I am a Colorado girl and as such, I love my Aspen trees. The delicate rustle of their leaves in the breeze somehow speaks to my very soul and this time of year, I anxiously await their beautiful gold colors as they cover the mountainside in prelude to snow.
One of the interesting things about Aspen is that each colony – regardless of its size – is a “clonal” colony. In other words, all of the trees in a given colony are identical in their characteristics and share the same root system. It’s a community that survives because of the nourishment of the whole.
I thought about this the other day when a friend and I were talking about the fact that there are 10 dreams that nearly all of us have at one time or another: dreams like falling, being chased, being unprepared for a test or exam of some sort and appearing naked in an inappropriate place. Somehow, though we are all raised differently, live in different parts of the world, and are raised to believe sometimes entirely different things, we are interconnected in our dreams.
So why is it that when it comes to faith, we ignore our interconnection and start putting up barriers?
As communities of faith, we are supposed to survive by creating a “colony” – a group of people who support one another, nourish one another, and grow together for generations. On the face of it, this the exactly what we have done, but the divisions that we have created both within the Christian community and outside of it are not.
For those of us that attend church on a somewhat regular basis, we tend to migrate to a place where our ideologies and philosophies aren’t really tested or stretched. Sure, every now and then a little wrench will get thrown into the works, but for the most part, I have noticed that our churches become little “clonal colony” of their own; each of us comfortable with the teaching and beliefs of those around us and disconnecting ourselves from those who think and act differently. The Episcopalian church may sit next to the Methodist Church and they may even get along, but throw in a Unitarian Church? OMG – let the theological warfare begin!
I know. It’s human nature for us to seek like-minded people and congregate with them. I get it, but I don’t think it’s either right or God’s desire for us.
As a Christian, I am horrified by the way we have allowed our perception of what God wants to create this air of superiority that has helped to build the anti-Christian and atheist movements growing around us.What would happen if we all reached outside of our little colony and connected with that colony next to us that thinks things just slightly – or even significantly – differently? What if we really stretched and connected our root system to the synagogue around the corner or the Buddhist temple down the street?
Eee-gads! Not that!
How could we possibly integrate with “those” people that don’t think anything like we do?

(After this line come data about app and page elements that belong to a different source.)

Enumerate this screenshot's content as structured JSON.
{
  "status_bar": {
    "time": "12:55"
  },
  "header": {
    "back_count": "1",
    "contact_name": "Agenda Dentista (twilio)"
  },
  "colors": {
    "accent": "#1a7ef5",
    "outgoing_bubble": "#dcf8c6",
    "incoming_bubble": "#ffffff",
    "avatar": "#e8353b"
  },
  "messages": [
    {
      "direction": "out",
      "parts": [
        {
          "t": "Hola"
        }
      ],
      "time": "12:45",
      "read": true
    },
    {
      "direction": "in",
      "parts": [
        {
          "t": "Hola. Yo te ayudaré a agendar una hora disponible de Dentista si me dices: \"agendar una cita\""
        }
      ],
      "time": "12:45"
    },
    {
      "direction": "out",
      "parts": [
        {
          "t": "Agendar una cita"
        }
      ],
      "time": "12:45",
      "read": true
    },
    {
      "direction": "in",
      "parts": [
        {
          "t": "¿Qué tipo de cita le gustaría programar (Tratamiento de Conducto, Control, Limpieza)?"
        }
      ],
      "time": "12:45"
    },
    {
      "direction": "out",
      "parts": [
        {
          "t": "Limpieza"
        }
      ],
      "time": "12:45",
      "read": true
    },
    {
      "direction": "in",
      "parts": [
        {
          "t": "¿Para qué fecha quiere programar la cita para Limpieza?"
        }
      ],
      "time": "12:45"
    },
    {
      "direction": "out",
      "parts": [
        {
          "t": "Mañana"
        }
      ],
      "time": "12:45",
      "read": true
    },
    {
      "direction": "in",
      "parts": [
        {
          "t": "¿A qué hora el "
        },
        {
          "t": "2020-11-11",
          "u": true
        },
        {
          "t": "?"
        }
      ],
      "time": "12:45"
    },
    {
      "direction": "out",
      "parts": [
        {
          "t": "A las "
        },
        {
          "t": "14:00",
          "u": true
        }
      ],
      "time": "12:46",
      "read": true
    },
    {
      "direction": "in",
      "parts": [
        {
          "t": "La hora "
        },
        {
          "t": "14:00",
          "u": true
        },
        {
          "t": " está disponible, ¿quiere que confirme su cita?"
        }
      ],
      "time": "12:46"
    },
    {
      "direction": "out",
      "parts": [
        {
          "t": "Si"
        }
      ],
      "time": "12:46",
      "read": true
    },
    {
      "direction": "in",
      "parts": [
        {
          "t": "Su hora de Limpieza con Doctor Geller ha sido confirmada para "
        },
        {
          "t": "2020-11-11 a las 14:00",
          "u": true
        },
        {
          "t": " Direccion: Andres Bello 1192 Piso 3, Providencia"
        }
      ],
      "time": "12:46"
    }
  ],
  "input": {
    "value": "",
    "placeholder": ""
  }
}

Well, maybe I’m crazy here, but didn’t God create each of them as well? And if we believe that God is good and that all of God’s creation is good, then it only follows that those who believe differently than we do are just as loved and just as good as we are just like oak trees, pine trees and maple trees are just as wonderful as the aspen trees that paint my horizon.
The thing is, I do believe that Jesus is my Savior, but to me, that is MY path – the path God created for me at this time in this life. That doesn’t mean that it is the only path; the right path for all of His creation.

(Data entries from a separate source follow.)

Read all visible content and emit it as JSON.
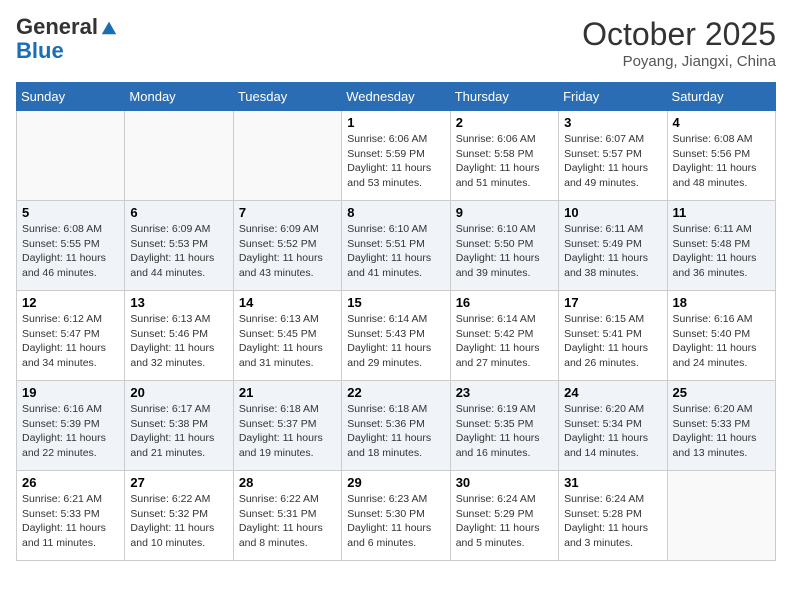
{
  "logo": {
    "general": "General",
    "blue": "Blue"
  },
  "header": {
    "month": "October 2025",
    "location": "Poyang, Jiangxi, China"
  },
  "weekdays": [
    "Sunday",
    "Monday",
    "Tuesday",
    "Wednesday",
    "Thursday",
    "Friday",
    "Saturday"
  ],
  "weeks": [
    [
      {
        "day": "",
        "sunrise": "",
        "sunset": "",
        "daylight": ""
      },
      {
        "day": "",
        "sunrise": "",
        "sunset": "",
        "daylight": ""
      },
      {
        "day": "",
        "sunrise": "",
        "sunset": "",
        "daylight": ""
      },
      {
        "day": "1",
        "sunrise": "Sunrise: 6:06 AM",
        "sunset": "Sunset: 5:59 PM",
        "daylight": "Daylight: 11 hours and 53 minutes."
      },
      {
        "day": "2",
        "sunrise": "Sunrise: 6:06 AM",
        "sunset": "Sunset: 5:58 PM",
        "daylight": "Daylight: 11 hours and 51 minutes."
      },
      {
        "day": "3",
        "sunrise": "Sunrise: 6:07 AM",
        "sunset": "Sunset: 5:57 PM",
        "daylight": "Daylight: 11 hours and 49 minutes."
      },
      {
        "day": "4",
        "sunrise": "Sunrise: 6:08 AM",
        "sunset": "Sunset: 5:56 PM",
        "daylight": "Daylight: 11 hours and 48 minutes."
      }
    ],
    [
      {
        "day": "5",
        "sunrise": "Sunrise: 6:08 AM",
        "sunset": "Sunset: 5:55 PM",
        "daylight": "Daylight: 11 hours and 46 minutes."
      },
      {
        "day": "6",
        "sunrise": "Sunrise: 6:09 AM",
        "sunset": "Sunset: 5:53 PM",
        "daylight": "Daylight: 11 hours and 44 minutes."
      },
      {
        "day": "7",
        "sunrise": "Sunrise: 6:09 AM",
        "sunset": "Sunset: 5:52 PM",
        "daylight": "Daylight: 11 hours and 43 minutes."
      },
      {
        "day": "8",
        "sunrise": "Sunrise: 6:10 AM",
        "sunset": "Sunset: 5:51 PM",
        "daylight": "Daylight: 11 hours and 41 minutes."
      },
      {
        "day": "9",
        "sunrise": "Sunrise: 6:10 AM",
        "sunset": "Sunset: 5:50 PM",
        "daylight": "Daylight: 11 hours and 39 minutes."
      },
      {
        "day": "10",
        "sunrise": "Sunrise: 6:11 AM",
        "sunset": "Sunset: 5:49 PM",
        "daylight": "Daylight: 11 hours and 38 minutes."
      },
      {
        "day": "11",
        "sunrise": "Sunrise: 6:11 AM",
        "sunset": "Sunset: 5:48 PM",
        "daylight": "Daylight: 11 hours and 36 minutes."
      }
    ],
    [
      {
        "day": "12",
        "sunrise": "Sunrise: 6:12 AM",
        "sunset": "Sunset: 5:47 PM",
        "daylight": "Daylight: 11 hours and 34 minutes."
      },
      {
        "day": "13",
        "sunrise": "Sunrise: 6:13 AM",
        "sunset": "Sunset: 5:46 PM",
        "daylight": "Daylight: 11 hours and 32 minutes."
      },
      {
        "day": "14",
        "sunrise": "Sunrise: 6:13 AM",
        "sunset": "Sunset: 5:45 PM",
        "daylight": "Daylight: 11 hours and 31 minutes."
      },
      {
        "day": "15",
        "sunrise": "Sunrise: 6:14 AM",
        "sunset": "Sunset: 5:43 PM",
        "daylight": "Daylight: 11 hours and 29 minutes."
      },
      {
        "day": "16",
        "sunrise": "Sunrise: 6:14 AM",
        "sunset": "Sunset: 5:42 PM",
        "daylight": "Daylight: 11 hours and 27 minutes."
      },
      {
        "day": "17",
        "sunrise": "Sunrise: 6:15 AM",
        "sunset": "Sunset: 5:41 PM",
        "daylight": "Daylight: 11 hours and 26 minutes."
      },
      {
        "day": "18",
        "sunrise": "Sunrise: 6:16 AM",
        "sunset": "Sunset: 5:40 PM",
        "daylight": "Daylight: 11 hours and 24 minutes."
      }
    ],
    [
      {
        "day": "19",
        "sunrise": "Sunrise: 6:16 AM",
        "sunset": "Sunset: 5:39 PM",
        "daylight": "Daylight: 11 hours and 22 minutes."
      },
      {
        "day": "20",
        "sunrise": "Sunrise: 6:17 AM",
        "sunset": "Sunset: 5:38 PM",
        "daylight": "Daylight: 11 hours and 21 minutes."
      },
      {
        "day": "21",
        "sunrise": "Sunrise: 6:18 AM",
        "sunset": "Sunset: 5:37 PM",
        "daylight": "Daylight: 11 hours and 19 minutes."
      },
      {
        "day": "22",
        "sunrise": "Sunrise: 6:18 AM",
        "sunset": "Sunset: 5:36 PM",
        "daylight": "Daylight: 11 hours and 18 minutes."
      },
      {
        "day": "23",
        "sunrise": "Sunrise: 6:19 AM",
        "sunset": "Sunset: 5:35 PM",
        "daylight": "Daylight: 11 hours and 16 minutes."
      },
      {
        "day": "24",
        "sunrise": "Sunrise: 6:20 AM",
        "sunset": "Sunset: 5:34 PM",
        "daylight": "Daylight: 11 hours and 14 minutes."
      },
      {
        "day": "25",
        "sunrise": "Sunrise: 6:20 AM",
        "sunset": "Sunset: 5:33 PM",
        "daylight": "Daylight: 11 hours and 13 minutes."
      }
    ],
    [
      {
        "day": "26",
        "sunrise": "Sunrise: 6:21 AM",
        "sunset": "Sunset: 5:33 PM",
        "daylight": "Daylight: 11 hours and 11 minutes."
      },
      {
        "day": "27",
        "sunrise": "Sunrise: 6:22 AM",
        "sunset": "Sunset: 5:32 PM",
        "daylight": "Daylight: 11 hours and 10 minutes."
      },
      {
        "day": "28",
        "sunrise": "Sunrise: 6:22 AM",
        "sunset": "Sunset: 5:31 PM",
        "daylight": "Daylight: 11 hours and 8 minutes."
      },
      {
        "day": "29",
        "sunrise": "Sunrise: 6:23 AM",
        "sunset": "Sunset: 5:30 PM",
        "daylight": "Daylight: 11 hours and 6 minutes."
      },
      {
        "day": "30",
        "sunrise": "Sunrise: 6:24 AM",
        "sunset": "Sunset: 5:29 PM",
        "daylight": "Daylight: 11 hours and 5 minutes."
      },
      {
        "day": "31",
        "sunrise": "Sunrise: 6:24 AM",
        "sunset": "Sunset: 5:28 PM",
        "daylight": "Daylight: 11 hours and 3 minutes."
      },
      {
        "day": "",
        "sunrise": "",
        "sunset": "",
        "daylight": ""
      }
    ]
  ]
}
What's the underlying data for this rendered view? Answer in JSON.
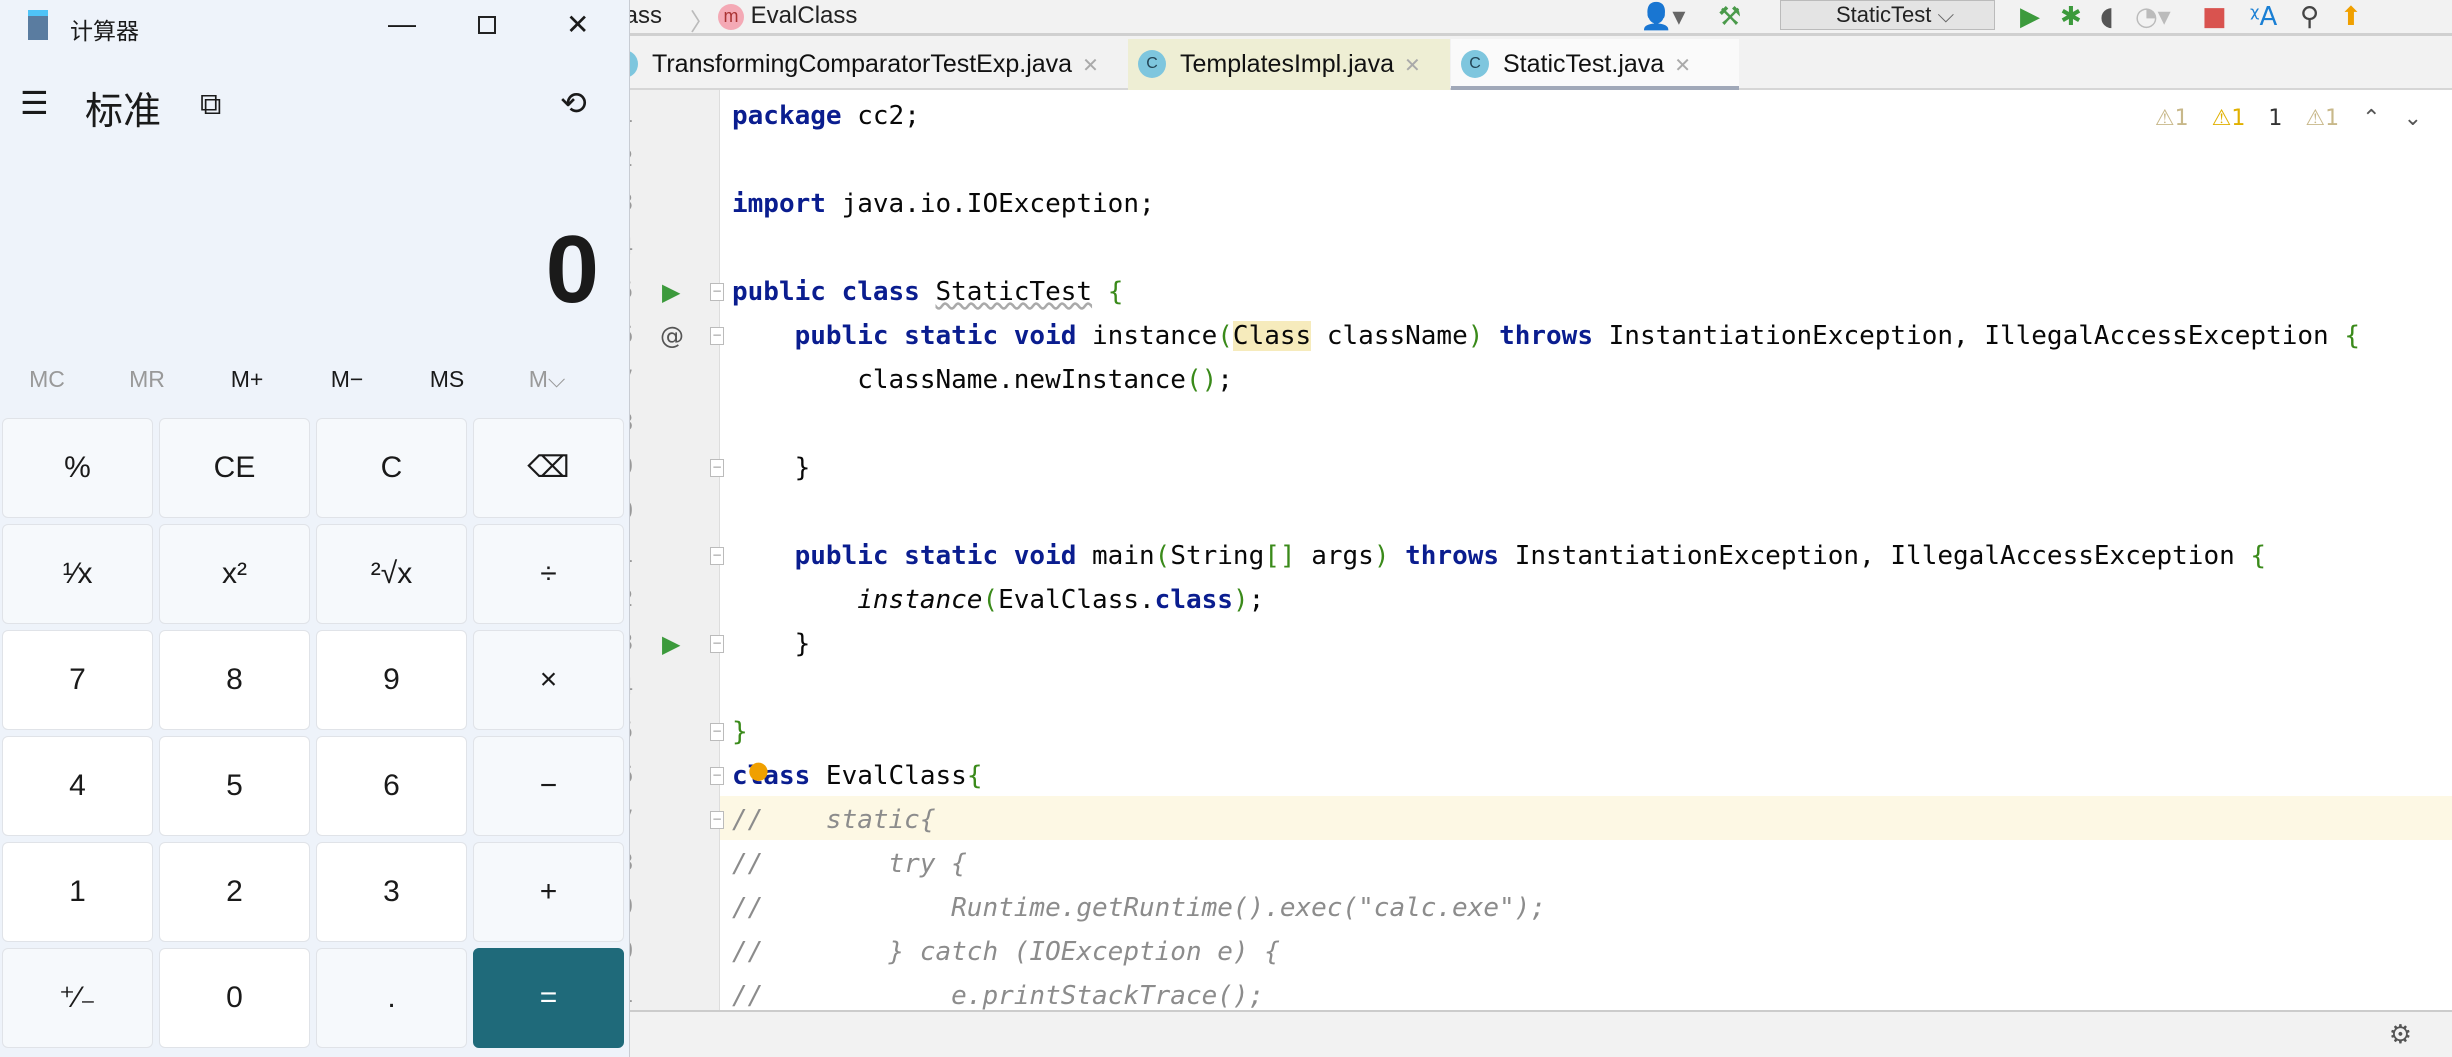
{
  "ide": {
    "breadcrumb": [
      "Class",
      "EvalClass"
    ],
    "run_config": "StaticTest",
    "tabs": [
      {
        "label": "TransformingComparatorTestExp.java"
      },
      {
        "label": "TemplatesImpl.java"
      },
      {
        "label": "StaticTest.java",
        "active": true
      }
    ],
    "inspections": [
      "⚠1",
      "⚠1",
      "1",
      "⚠1"
    ],
    "line_numbers": [
      "1",
      "2",
      "3",
      "4",
      "5",
      "6",
      "7",
      "8",
      "9",
      "0",
      "1",
      "2",
      "3",
      "4",
      "5",
      "6",
      "7",
      "8",
      "9",
      "0",
      "1"
    ],
    "code": [
      [
        [
          "package",
          "kw"
        ],
        [
          " cc2;",
          ""
        ]
      ],
      [],
      [
        [
          "import",
          "kw"
        ],
        [
          " java.io.IOException;",
          ""
        ]
      ],
      [],
      [
        [
          "public class",
          "kw"
        ],
        [
          " ",
          ""
        ],
        [
          "StaticTest",
          "wav"
        ],
        [
          " ",
          ""
        ],
        [
          "{",
          "br"
        ]
      ],
      [
        [
          "    public static void",
          "kw"
        ],
        [
          " instance",
          ""
        ],
        [
          "(",
          "br"
        ],
        [
          "Class",
          "sel"
        ],
        [
          " className",
          ""
        ],
        [
          ")",
          "br"
        ],
        [
          " ",
          ""
        ],
        [
          "throws",
          "kw"
        ],
        [
          " InstantiationException, IllegalAccessException ",
          ""
        ],
        [
          "{",
          "br"
        ]
      ],
      [
        [
          "        className.newInstance",
          ""
        ],
        [
          "()",
          "br"
        ],
        [
          ";",
          ""
        ]
      ],
      [],
      [
        [
          "    }",
          ""
        ]
      ],
      [],
      [
        [
          "    public static void",
          "kw"
        ],
        [
          " main",
          ""
        ],
        [
          "(",
          "br"
        ],
        [
          "String",
          ""
        ],
        [
          "[]",
          "br"
        ],
        [
          " args",
          ""
        ],
        [
          ")",
          "br"
        ],
        [
          " ",
          ""
        ],
        [
          "throws",
          "kw"
        ],
        [
          " InstantiationException, IllegalAccessException ",
          ""
        ],
        [
          "{",
          "br"
        ]
      ],
      [
        [
          "        ",
          ""
        ],
        [
          "instance",
          "it"
        ],
        [
          "(",
          "br"
        ],
        [
          "EvalClass.",
          ""
        ],
        [
          "class",
          "kw"
        ],
        [
          ")",
          "br"
        ],
        [
          ";",
          ""
        ]
      ],
      [
        [
          "    }",
          ""
        ]
      ],
      [],
      [
        [
          "}",
          "br"
        ]
      ],
      [
        [
          "class",
          "kw"
        ],
        [
          " EvalClass",
          ""
        ],
        [
          "{",
          "br"
        ]
      ],
      [
        [
          "//    static{",
          "cm"
        ]
      ],
      [
        [
          "//        try {",
          "cm"
        ]
      ],
      [
        [
          "//            Runtime.getRuntime().exec(\"calc.exe\");",
          "cm"
        ]
      ],
      [
        [
          "//        } catch (IOException e) {",
          "cm"
        ]
      ],
      [
        [
          "//            e.printStackTrace();",
          "cm"
        ]
      ]
    ]
  },
  "calc": {
    "title": "计算器",
    "mode": "标准",
    "display": "0",
    "memory": [
      "MC",
      "MR",
      "M+",
      "M−",
      "MS",
      "M⌵"
    ],
    "keys": [
      "%",
      "CE",
      "C",
      "⌫",
      "¹⁄x",
      "x²",
      "²√x",
      "÷",
      "7",
      "8",
      "9",
      "×",
      "4",
      "5",
      "6",
      "−",
      "1",
      "2",
      "3",
      "+",
      "⁺⁄₋",
      "0",
      ".",
      "="
    ],
    "accent": "#1f6a7a"
  }
}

My God is a big God that can – and has – created a huge universe and an earth that is covered with more varieties of living things than we could ever hope to glimpse in our short time here. I think it’s silly to think that God’s creativity ended when it came to faith and how to find Him.
We are not aspen trees. God has created us to be unique but has also interconnected us in ways known and unknown. As humans, it is our gift to be able to reach across our “colonies” and share our uniqueness; to plant next to one another and grow beside one another creating communities that are unique, beautiful, and supportive of one another.